Working for Prosecution
For the past twenty-one years, I have worked for the District Attorney’s Office in my hometown. Although I love a good thriller novel, Dark Justice is the closest I have ever come to writing about prosecution and a prosecutor’s office.
I’ve completely changed since working there, because you see so many bad things. My former DA once said, “I’m never surprised, but often disappointed,” and that has come true for me on many occasions.
As Lauren states when she’s talking to Luke in Dark Justice, “There are never any winners in my line of work. Someone always suffers.” If prosecution gets a guilty, victims are still victims and have suffered tremendously, and the defendant’s family suffers loss as well. It can really play havoc with a person’s psyche after a while. And I don’t mean that in any bad way, because (again, as Lauren says—and maybe I am speaking through her) I do okay, and you learn how to deal.
My coworkers and I often joke about having PTSD, although I promise it isn’t anything that could cause us to do something dangerous. We believe in justice and try to do our best. Even if the public doesn’t always understand or like the decisions. Sometimes, a really bad person gets a slap on the hand and sometimes, a really good person gets jail time. It is never cookie cutter.
I’m just glad I’m not the actual prosecutor making decisions on people’s life, but I have been around many attorney personalities and have seen many types, including good ones who struggle with decisions they have to make.
What happens in Dark Justice is a travesty, and not something I have ever experienced and hope never actually happen. Bad prosecution and crooked cops covering a crime so that an innocent man goes to prion.
It has happened, and was heavily influenced by what happened to a man in Texas who spent twenty-five years in prison for murdering his wife, whom he did not murder. He went to work one day and came home and found her dead. A construction worker, who was never looked into, ended up killing more, and the prosecution team did refuse to release evidence that was found at the crime scene.
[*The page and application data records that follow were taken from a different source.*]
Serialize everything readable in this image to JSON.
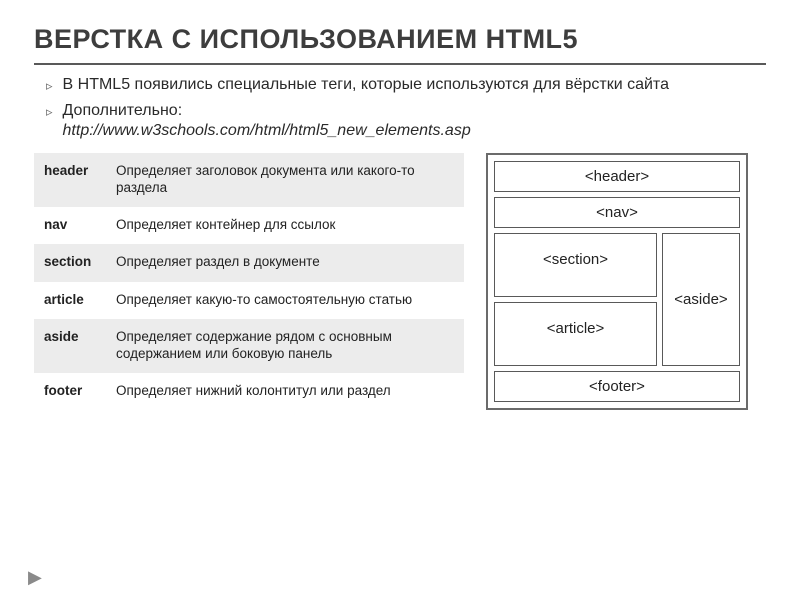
{
  "title": "ВЕРСТКА С ИСПОЛЬЗОВАНИЕМ HTML5",
  "bullets": [
    "В HTML5 появились специальные теги, которые используются для вёрстки сайта",
    "Дополнительно:"
  ],
  "ref_link": "http://www.w3schools.com/html/html5_new_elements.asp",
  "table": [
    {
      "tag": "header",
      "desc": "Определяет заголовок документа или какого-то раздела"
    },
    {
      "tag": "nav",
      "desc": "Определяет контейнер для ссылок"
    },
    {
      "tag": "section",
      "desc": "Определяет раздел в документе"
    },
    {
      "tag": "article",
      "desc": "Определяет какую-то самостоятельную статью"
    },
    {
      "tag": "aside",
      "desc": "Определяет содержание рядом с основным содержанием или боковую панель"
    },
    {
      "tag": "footer",
      "desc": "Определяет нижний колонтитул или раздел"
    }
  ],
  "diagram": {
    "header": "<header>",
    "nav": "<nav>",
    "section": "<section>",
    "article": "<article>",
    "aside": "<aside>",
    "footer": "<footer>"
  }
}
Probably because they truly believed they found their guy. That is no excuse, and I can’t imagine what the innocent husband went through. But he’s influenced some laws, including one where all prosecutors’ evidence must be given to the defense. I used Luke in Dark Justice to be an influence as well when he makes a speech at a conference for prosecutors.
Lauren works as a victim coordinator, which is also a requirement for all prosecutor offices in Texas. They assist victims in many ways and sometimes deal with victims of the nature she deals with when they believe Luke was released and then killed their daughter. Well, I’ve never seen anything that bad, I do over-dramatize a bit in this story of course, but that pretty much could happen in real life. This book was so very difficult to write, finish, and pursue publication for those reasons.
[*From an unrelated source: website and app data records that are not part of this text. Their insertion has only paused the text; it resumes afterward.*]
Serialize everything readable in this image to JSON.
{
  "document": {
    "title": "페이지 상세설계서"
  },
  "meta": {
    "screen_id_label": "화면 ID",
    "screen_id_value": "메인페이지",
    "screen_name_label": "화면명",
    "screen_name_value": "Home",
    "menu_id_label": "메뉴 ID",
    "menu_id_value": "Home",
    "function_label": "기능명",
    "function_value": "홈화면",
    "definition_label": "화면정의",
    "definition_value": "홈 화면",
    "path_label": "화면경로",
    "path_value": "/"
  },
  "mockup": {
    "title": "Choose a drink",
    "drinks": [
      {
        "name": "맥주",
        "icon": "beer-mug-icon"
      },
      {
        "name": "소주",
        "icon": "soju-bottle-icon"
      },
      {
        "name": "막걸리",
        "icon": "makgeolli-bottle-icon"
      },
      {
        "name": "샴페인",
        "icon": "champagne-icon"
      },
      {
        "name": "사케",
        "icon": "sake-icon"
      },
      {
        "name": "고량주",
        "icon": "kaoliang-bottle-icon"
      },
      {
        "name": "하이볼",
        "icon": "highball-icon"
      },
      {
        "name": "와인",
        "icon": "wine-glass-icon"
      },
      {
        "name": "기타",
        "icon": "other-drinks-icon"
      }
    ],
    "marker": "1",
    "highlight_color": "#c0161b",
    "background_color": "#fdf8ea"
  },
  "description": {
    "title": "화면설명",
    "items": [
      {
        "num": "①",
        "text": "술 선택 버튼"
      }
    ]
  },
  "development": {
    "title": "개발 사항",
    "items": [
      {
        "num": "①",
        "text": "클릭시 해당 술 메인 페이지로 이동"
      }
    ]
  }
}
One thing I have learned is that there are some truly evil people out there, but there are also good people who made a really bad decision.
Well, that’s just a bit of what goes on in my brain and what it’s like to work for twenty-one years at a prosecutor’s office. I hope it isn’t too confusing and does shed some light on this very complicated field called criminal justice.
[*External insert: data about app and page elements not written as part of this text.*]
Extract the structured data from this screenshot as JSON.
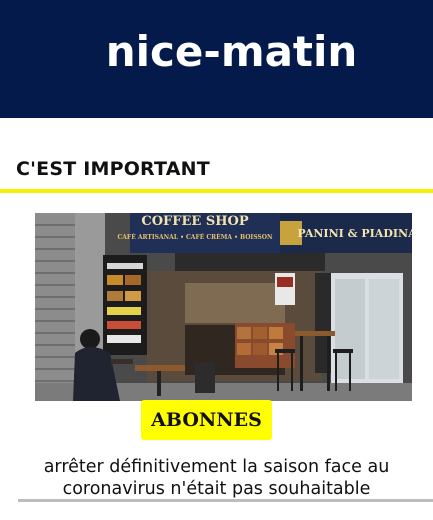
{
  "header": {
    "logo_text": "nice-matin"
  },
  "section": {
    "title": "C'EST IMPORTANT"
  },
  "article": {
    "image_alt": "Coffee shop storefront with a seated customer",
    "photo_signs": {
      "coffee_shop": "COFFEE SHOP",
      "panini": "PANINI & PIADINA",
      "cafe_line": "CAFÉ ARTISANAL • CAFÉ CRÉMA • BOISSON"
    },
    "badge": "ABONNES",
    "headline": "arrêter définitivement la saison face au coronavirus n'était pas souhaitable"
  },
  "colors": {
    "brand_navy": "#031a4a",
    "accent_yellow": "#f7ef00",
    "badge_yellow": "#ffff00"
  }
}
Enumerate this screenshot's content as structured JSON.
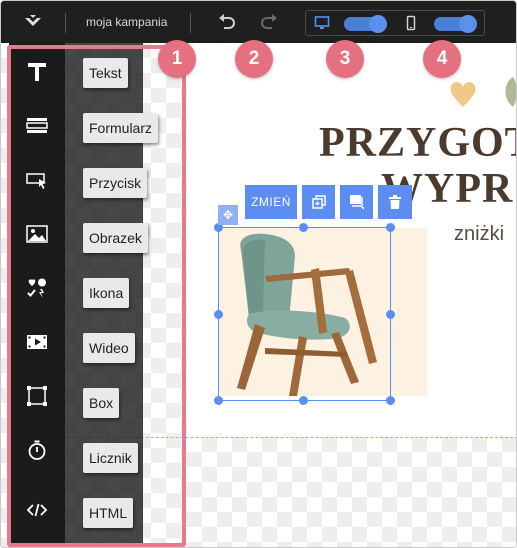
{
  "topbar": {
    "campaign_name": "moja kampania"
  },
  "sidebar": {
    "items": [
      {
        "label": "Tekst",
        "icon": "text-icon"
      },
      {
        "label": "Formularz",
        "icon": "form-icon"
      },
      {
        "label": "Przycisk",
        "icon": "button-icon"
      },
      {
        "label": "Obrazek",
        "icon": "image-icon"
      },
      {
        "label": "Ikona",
        "icon": "icons-icon"
      },
      {
        "label": "Wideo",
        "icon": "video-icon"
      },
      {
        "label": "Box",
        "icon": "box-icon"
      },
      {
        "label": "Licznik",
        "icon": "timer-icon"
      },
      {
        "label": "HTML",
        "icon": "code-icon"
      }
    ]
  },
  "badges": [
    "1",
    "2",
    "3",
    "4"
  ],
  "content": {
    "headline_line1": "PRZYGOT",
    "headline_line2": "WYPR",
    "subline": "zniżki"
  },
  "element_toolbar": {
    "change_label": "ZMIEŃ",
    "icons": [
      "duplicate-icon",
      "layer-icon",
      "trash-icon"
    ]
  },
  "colors": {
    "accent": "#5b8ef0",
    "badge": "#e5707f",
    "highlight": "#e57b8c",
    "headline": "#4b3a2e",
    "topbar": "#1f1f1f"
  }
}
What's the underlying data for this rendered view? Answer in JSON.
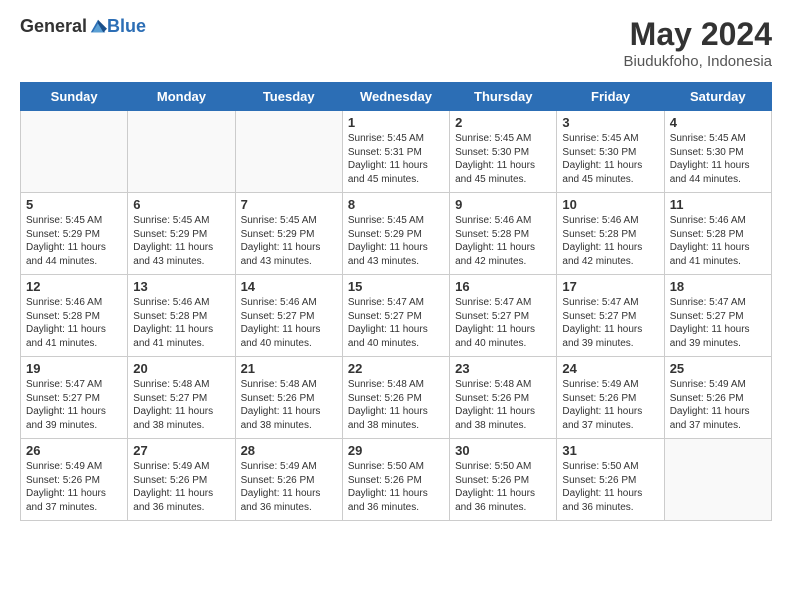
{
  "header": {
    "logo_general": "General",
    "logo_blue": "Blue",
    "title": "May 2024",
    "location": "Biudukfoho, Indonesia"
  },
  "days_of_week": [
    "Sunday",
    "Monday",
    "Tuesday",
    "Wednesday",
    "Thursday",
    "Friday",
    "Saturday"
  ],
  "weeks": [
    [
      {
        "day": "",
        "empty": true
      },
      {
        "day": "",
        "empty": true
      },
      {
        "day": "",
        "empty": true
      },
      {
        "day": "1",
        "sunrise": "5:45 AM",
        "sunset": "5:31 PM",
        "daylight": "11 hours and 45 minutes."
      },
      {
        "day": "2",
        "sunrise": "5:45 AM",
        "sunset": "5:30 PM",
        "daylight": "11 hours and 45 minutes."
      },
      {
        "day": "3",
        "sunrise": "5:45 AM",
        "sunset": "5:30 PM",
        "daylight": "11 hours and 45 minutes."
      },
      {
        "day": "4",
        "sunrise": "5:45 AM",
        "sunset": "5:30 PM",
        "daylight": "11 hours and 44 minutes."
      }
    ],
    [
      {
        "day": "5",
        "sunrise": "5:45 AM",
        "sunset": "5:29 PM",
        "daylight": "11 hours and 44 minutes."
      },
      {
        "day": "6",
        "sunrise": "5:45 AM",
        "sunset": "5:29 PM",
        "daylight": "11 hours and 43 minutes."
      },
      {
        "day": "7",
        "sunrise": "5:45 AM",
        "sunset": "5:29 PM",
        "daylight": "11 hours and 43 minutes."
      },
      {
        "day": "8",
        "sunrise": "5:45 AM",
        "sunset": "5:29 PM",
        "daylight": "11 hours and 43 minutes."
      },
      {
        "day": "9",
        "sunrise": "5:46 AM",
        "sunset": "5:28 PM",
        "daylight": "11 hours and 42 minutes."
      },
      {
        "day": "10",
        "sunrise": "5:46 AM",
        "sunset": "5:28 PM",
        "daylight": "11 hours and 42 minutes."
      },
      {
        "day": "11",
        "sunrise": "5:46 AM",
        "sunset": "5:28 PM",
        "daylight": "11 hours and 41 minutes."
      }
    ],
    [
      {
        "day": "12",
        "sunrise": "5:46 AM",
        "sunset": "5:28 PM",
        "daylight": "11 hours and 41 minutes."
      },
      {
        "day": "13",
        "sunrise": "5:46 AM",
        "sunset": "5:28 PM",
        "daylight": "11 hours and 41 minutes."
      },
      {
        "day": "14",
        "sunrise": "5:46 AM",
        "sunset": "5:27 PM",
        "daylight": "11 hours and 40 minutes."
      },
      {
        "day": "15",
        "sunrise": "5:47 AM",
        "sunset": "5:27 PM",
        "daylight": "11 hours and 40 minutes."
      },
      {
        "day": "16",
        "sunrise": "5:47 AM",
        "sunset": "5:27 PM",
        "daylight": "11 hours and 40 minutes."
      },
      {
        "day": "17",
        "sunrise": "5:47 AM",
        "sunset": "5:27 PM",
        "daylight": "11 hours and 39 minutes."
      },
      {
        "day": "18",
        "sunrise": "5:47 AM",
        "sunset": "5:27 PM",
        "daylight": "11 hours and 39 minutes."
      }
    ],
    [
      {
        "day": "19",
        "sunrise": "5:47 AM",
        "sunset": "5:27 PM",
        "daylight": "11 hours and 39 minutes."
      },
      {
        "day": "20",
        "sunrise": "5:48 AM",
        "sunset": "5:27 PM",
        "daylight": "11 hours and 38 minutes."
      },
      {
        "day": "21",
        "sunrise": "5:48 AM",
        "sunset": "5:26 PM",
        "daylight": "11 hours and 38 minutes."
      },
      {
        "day": "22",
        "sunrise": "5:48 AM",
        "sunset": "5:26 PM",
        "daylight": "11 hours and 38 minutes."
      },
      {
        "day": "23",
        "sunrise": "5:48 AM",
        "sunset": "5:26 PM",
        "daylight": "11 hours and 38 minutes."
      },
      {
        "day": "24",
        "sunrise": "5:49 AM",
        "sunset": "5:26 PM",
        "daylight": "11 hours and 37 minutes."
      },
      {
        "day": "25",
        "sunrise": "5:49 AM",
        "sunset": "5:26 PM",
        "daylight": "11 hours and 37 minutes."
      }
    ],
    [
      {
        "day": "26",
        "sunrise": "5:49 AM",
        "sunset": "5:26 PM",
        "daylight": "11 hours and 37 minutes."
      },
      {
        "day": "27",
        "sunrise": "5:49 AM",
        "sunset": "5:26 PM",
        "daylight": "11 hours and 36 minutes."
      },
      {
        "day": "28",
        "sunrise": "5:49 AM",
        "sunset": "5:26 PM",
        "daylight": "11 hours and 36 minutes."
      },
      {
        "day": "29",
        "sunrise": "5:50 AM",
        "sunset": "5:26 PM",
        "daylight": "11 hours and 36 minutes."
      },
      {
        "day": "30",
        "sunrise": "5:50 AM",
        "sunset": "5:26 PM",
        "daylight": "11 hours and 36 minutes."
      },
      {
        "day": "31",
        "sunrise": "5:50 AM",
        "sunset": "5:26 PM",
        "daylight": "11 hours and 36 minutes."
      },
      {
        "day": "",
        "empty": true
      }
    ]
  ],
  "labels": {
    "sunrise": "Sunrise:",
    "sunset": "Sunset:",
    "daylight": "Daylight:"
  }
}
Amazon Author Page: www.amazon.com/author/authorangelasmith
Please, share this post!
New Release: Dark Justice by Angela Smith and Meet the Author #amreading #bookworm #fiction #mustread #goodreads #greatread #whattoread #romance #suspenseTweet